guest-house-front-doorOn a daily basis, I become more acutely aware of thought as separate from self.  In fact, a mentor recently suggested, as Rumi did, that I should treat my influx of thoughts as guests in a guest house.

We can’t “turn off” our minds, for in doing so, we are in struggle.  But, if you look at your thoughts as transient guests that come and go, you see them as separate from the house, the self.  Sometimes there are writing works or poems that so completely capture the human element that you take them with you wherever you go.   No poet better describes the concept of guest house than Rumi. Continue reading

On Yoga, Really (Part 2 of 3): Niyama for You


Continuing the discussion that’s NOT about sex scandals, or how yoga can kill you (ridiculous, by the way), let’s take a look at the personal observances of living a yogic life.  Note: if you’re looking for requirements like orgies, brainwashing or other sinister machinations, look elsewhere.

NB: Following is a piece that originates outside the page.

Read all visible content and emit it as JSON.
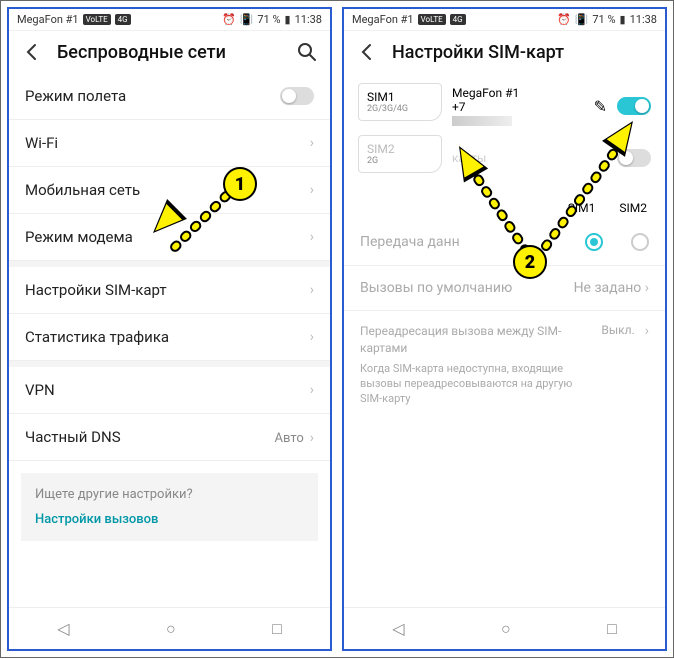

In part one of this series, “On Yoga, Really: Who’s Your Yama,” I talked about the first of Patanjali’s 8 limbs of yoga.  The yamas are the rules of life, so to speak, the “commandments” if that’s a parlance you identify with.  The Niyamas, or the second limb, are the “rules for living” or “personal observances”. They are a code for living soulfully, as we are a piece of the interconnected mortal coil we call life.

In other words, Yamas are the Precepts of Social Discipline, whereas Niyamas are the Precepts of Invididual Discipline.  We adopt these precepts of individual discipline consciously, but through meditation and opening ourselves up to a greater consciousness, these disciplines become an ingrained part of our energetic DNA.

Continue reading